TASK
Check each line below for "Area" and report how many have it, nothing else.

AVAILABLE DATA: Begin

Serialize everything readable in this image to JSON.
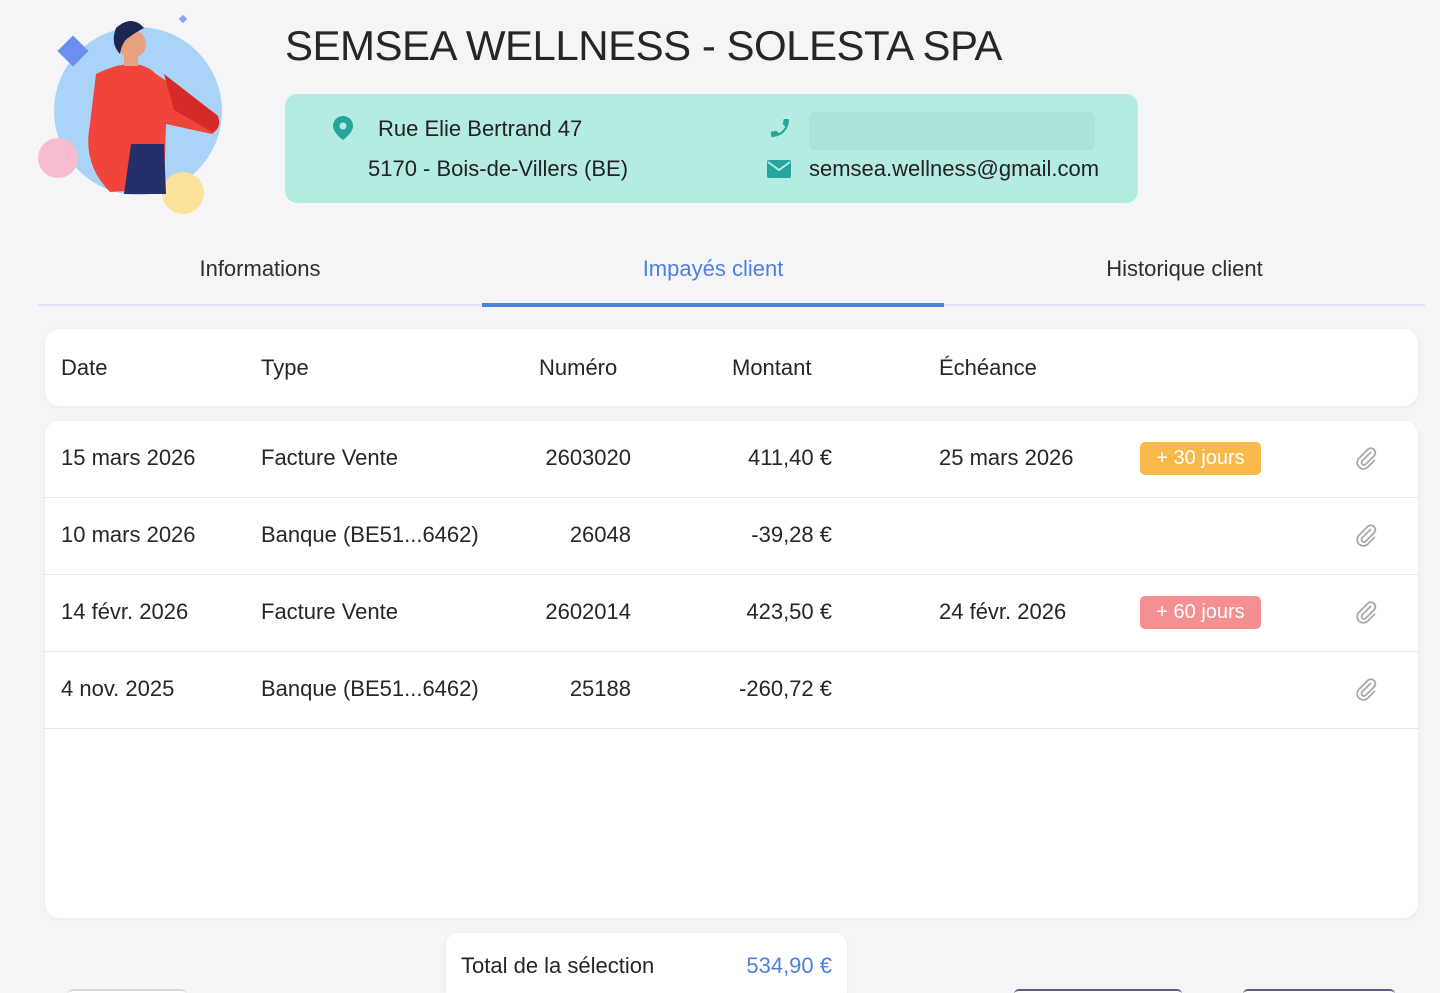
{
  "header": {
    "title": "SEMSEA WELLNESS - SOLESTA SPA",
    "address_line1": "Rue Elie Bertrand 47",
    "address_line2": "5170 - Bois-de-Villers (BE)",
    "email": "semsea.wellness@gmail.com",
    "accent_color": "#b4ebe2"
  },
  "tabs": [
    {
      "label": "Informations",
      "active": false
    },
    {
      "label": "Impayés client",
      "active": true
    },
    {
      "label": "Historique client",
      "active": false
    }
  ],
  "table": {
    "columns": [
      "Date",
      "Type",
      "Numéro",
      "Montant",
      "Échéance"
    ],
    "rows": [
      {
        "date": "15 mars 2026",
        "type": "Facture Vente",
        "number": "2603020",
        "amount": "411,40 €",
        "due": "25 mars 2026",
        "badge": "+ 30 jours",
        "badge_color": "#f8b94a"
      },
      {
        "date": "10 mars 2026",
        "type": "Banque (BE51...6462)",
        "number": "26048",
        "amount": "-39,28 €",
        "due": "",
        "badge": ""
      },
      {
        "date": "14 févr. 2026",
        "type": "Facture Vente",
        "number": "2602014",
        "amount": "423,50 €",
        "due": "24 févr. 2026",
        "badge": "+ 60 jours",
        "badge_color": "#f48f92"
      },
      {
        "date": "4 nov. 2025",
        "type": "Banque (BE51...6462)",
        "number": "25188",
        "amount": "-260,72 €",
        "due": "",
        "badge": ""
      }
    ]
  },
  "total": {
    "label": "Total de la sélection",
    "value": "534,90 €"
  },
  "icons": {
    "address": "map-pin-icon",
    "phone": "phone-icon",
    "email": "envelope-icon",
    "attachment": "paperclip-icon"
  }
}
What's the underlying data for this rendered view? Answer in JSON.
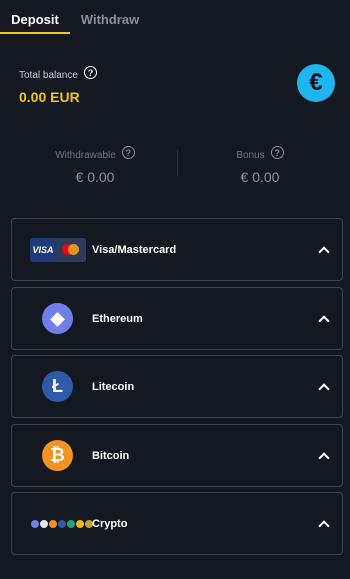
{
  "tabs": {
    "deposit": "Deposit",
    "withdraw": "Withdraw"
  },
  "balance": {
    "label": "Total balance",
    "value": "0.00 EUR",
    "currency_symbol": "€"
  },
  "stats": {
    "withdrawable": {
      "label": "Withdrawable",
      "value": "€ 0.00"
    },
    "bonus": {
      "label": "Bonus",
      "value": "€ 0.00"
    }
  },
  "help_glyph": "?",
  "methods": [
    {
      "name": "Visa/Mastercard",
      "icon": "visa-mastercard-icon"
    },
    {
      "name": "Ethereum",
      "icon": "ethereum-icon",
      "glyph": "◆"
    },
    {
      "name": "Litecoin",
      "icon": "litecoin-icon",
      "glyph": "Ł"
    },
    {
      "name": "Bitcoin",
      "icon": "bitcoin-icon",
      "glyph": "₿"
    },
    {
      "name": "Crypto",
      "icon": "crypto-coins-icon"
    }
  ],
  "visa_text": "VISA",
  "colors": {
    "accent": "#f5c518",
    "currency_badge": "#1fb6f0",
    "background": "#141820"
  }
}
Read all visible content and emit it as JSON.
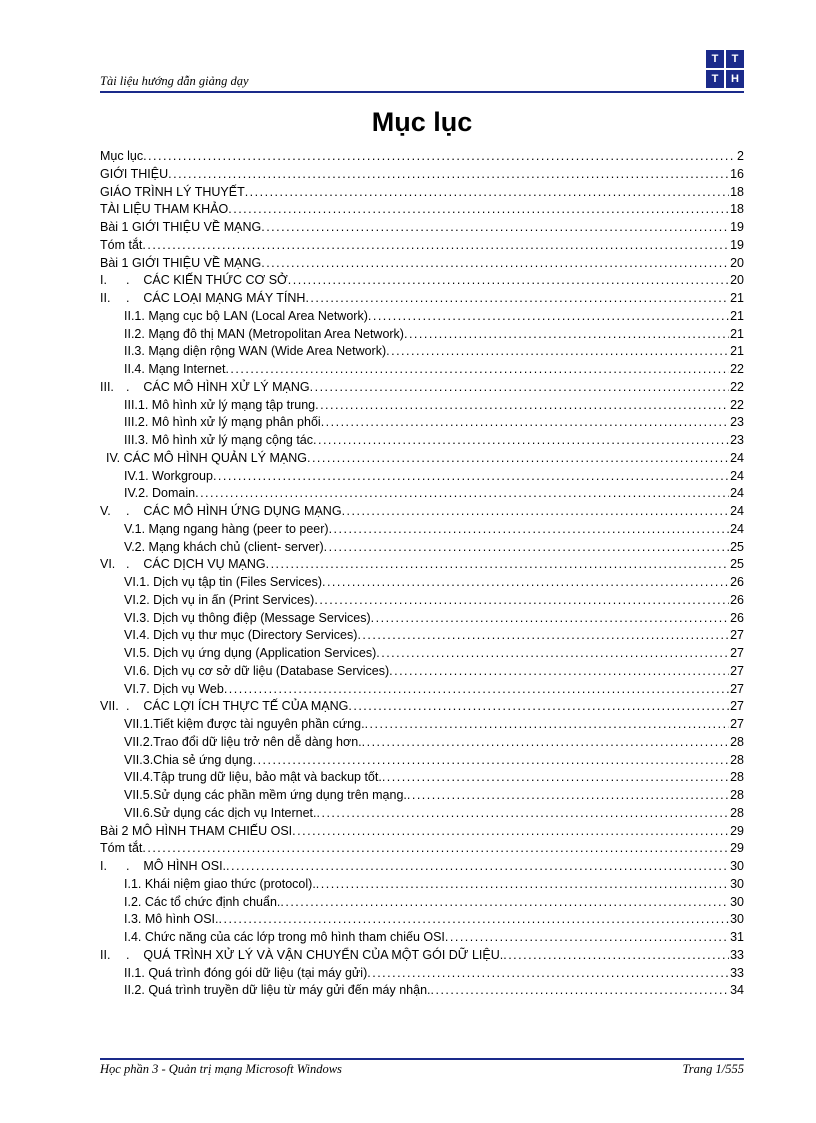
{
  "header": {
    "text": "Tài liệu hướng dẫn giảng dạy"
  },
  "logo": {
    "tl": "T",
    "tr": "T",
    "bl": "T",
    "br": "H"
  },
  "title": "Mục lục",
  "toc": [
    {
      "level": 0,
      "label": "Mục lục",
      "page": "2"
    },
    {
      "level": 0,
      "label": "GIỚI THIỆU",
      "page": "16"
    },
    {
      "level": 0,
      "label": "GIÁO TRÌNH  LÝ THUYẾT",
      "page": "18"
    },
    {
      "level": 0,
      "label": "TÀI LIỆU THAM KHẢO",
      "page": "18"
    },
    {
      "level": 0,
      "label": "Bài 1 GIỚI THIỆU VỀ MẠNG",
      "page": "19"
    },
    {
      "level": 0,
      "label": "Tóm tắt",
      "page": "19"
    },
    {
      "level": 0,
      "label": "Bài 1 GIỚI THIỆU VỀ MẠNG",
      "page": "20"
    },
    {
      "level": 1,
      "roman": "I",
      "label": "CÁC KIẾN THỨC CƠ SỞ",
      "page": "20"
    },
    {
      "level": 1,
      "roman": "II",
      "label": "CÁC LOẠI MẠNG MÁY TÍNH",
      "page": "21"
    },
    {
      "level": 2,
      "label": "II.1.  Mạng cục bộ LAN (Local Area Network)",
      "page": "21"
    },
    {
      "level": 2,
      "label": "II.2.  Mạng đô thị MAN (Metropolitan Area Network)",
      "page": "21"
    },
    {
      "level": 2,
      "label": "II.3.  Mạng diện rộng WAN (Wide Area Network)",
      "page": "21"
    },
    {
      "level": 2,
      "label": "II.4.  Mạng Internet",
      "page": "22"
    },
    {
      "level": 1,
      "roman": "III",
      "label": "CÁC MÔ HÌNH XỬ LÝ MẠNG",
      "page": "22"
    },
    {
      "level": 2,
      "label": "III.1.  Mô hình  xử lý mạng tập trung",
      "page": "22"
    },
    {
      "level": 2,
      "label": "III.2.  Mô hình  xử lý mạng phân phối",
      "page": "23"
    },
    {
      "level": 2,
      "label": "III.3.  Mô hình  xử lý mạng cộng tác",
      "page": "23"
    },
    {
      "level": "1b",
      "label": "IV.   CÁC MÔ HÌNH QUẢN LÝ MẠNG",
      "page": "24"
    },
    {
      "level": 2,
      "label": "IV.1. Workgroup",
      "page": "24"
    },
    {
      "level": 2,
      "label": "IV.2. Domain",
      "page": "24"
    },
    {
      "level": 1,
      "roman": "V",
      "label": "CÁC MÔ HÌNH ỨNG DỤNG MẠNG",
      "page": "24"
    },
    {
      "level": 2,
      "label": "V.1.   Mạng ngang hàng (peer to peer)",
      "page": "24"
    },
    {
      "level": 2,
      "label": "V.2.   Mạng khách chủ (client- server)",
      "page": "25"
    },
    {
      "level": 1,
      "roman": "VI",
      "label": "CÁC DỊCH VỤ MẠNG",
      "page": "25"
    },
    {
      "level": 2,
      "label": "VI.1. Dịch vụ tập tin (Files Services)",
      "page": "26"
    },
    {
      "level": 2,
      "label": "VI.2. Dịch vụ in ấn (Print Services)",
      "page": "26"
    },
    {
      "level": 2,
      "label": "VI.3. Dịch vụ thông điệp (Message Services)",
      "page": "26"
    },
    {
      "level": 2,
      "label": "VI.4. Dịch  vụ thư mục (Directory Services)",
      "page": "27"
    },
    {
      "level": 2,
      "label": "VI.5. Dịch vụ ứng dụng (Application Services)",
      "page": "27"
    },
    {
      "level": 2,
      "label": "VI.6. Dịch vụ cơ sở dữ liệu (Database Services)",
      "page": "27"
    },
    {
      "level": 2,
      "label": "VI.7. Dịch vụ Web",
      "page": "27"
    },
    {
      "level": 1,
      "roman": "VII",
      "label": "CÁC LỢI ÍCH THỰC TẾ CỦA MẠNG",
      "page": "27"
    },
    {
      "level": 2,
      "label": "VII.1.Tiết kiệm được tài nguyên phần cứng.",
      "page": "27"
    },
    {
      "level": 2,
      "label": "VII.2.Trao đổi dữ liệu trở nên dễ dàng hơn.",
      "page": "28"
    },
    {
      "level": 2,
      "label": "VII.3.Chia sẻ ứng dụng",
      "page": "28"
    },
    {
      "level": 2,
      "label": "VII.4.Tập trung dữ liệu, bảo mật và backup tốt.",
      "page": "28"
    },
    {
      "level": 2,
      "label": "VII.5.Sử dụng các phần mềm ứng dụng trên mạng.",
      "page": "28"
    },
    {
      "level": 2,
      "label": "VII.6.Sử dụng các dịch vụ Internet.",
      "page": "28"
    },
    {
      "level": 0,
      "label": "Bài 2 MÔ HÌNH THAM CHIẾU OSI",
      "page": "29"
    },
    {
      "level": 0,
      "label": "Tóm tắt",
      "page": "29"
    },
    {
      "level": 1,
      "roman": "I",
      "label": "MÔ HÌNH  OSI.",
      "page": "30"
    },
    {
      "level": 2,
      "label": "I.1.   Khái niệm giao thức (protocol).",
      "page": "30"
    },
    {
      "level": 2,
      "label": "I.2.   Các tổ chức định chuẩn.",
      "page": "30"
    },
    {
      "level": 2,
      "label": "I.3.   Mô hình  OSI.",
      "page": "30"
    },
    {
      "level": 2,
      "label": "I.4.   Chức năng của các lớp trong mô hình tham chiếu OSI",
      "page": "31"
    },
    {
      "level": 1,
      "roman": "II",
      "label": "QUÁ TRÌNH  XỬ LÝ VÀ VẬN CHUYỂN CỦA MỘT GÓI DỮ LIỆU.",
      "page": "33"
    },
    {
      "level": 2,
      "label": "II.1.  Quá trình đóng gói dữ liệu (tại máy gửi)",
      "page": "33"
    },
    {
      "level": 2,
      "label": "II.2.  Quá trình truyền dữ liệu từ máy gửi đến máy nhận.",
      "page": "34"
    }
  ],
  "footer": {
    "left": "Học phần 3 - Quản trị mạng Microsoft Windows",
    "right": "Trang 1/555"
  }
}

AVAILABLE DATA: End

EXERCISE SOLUTION
3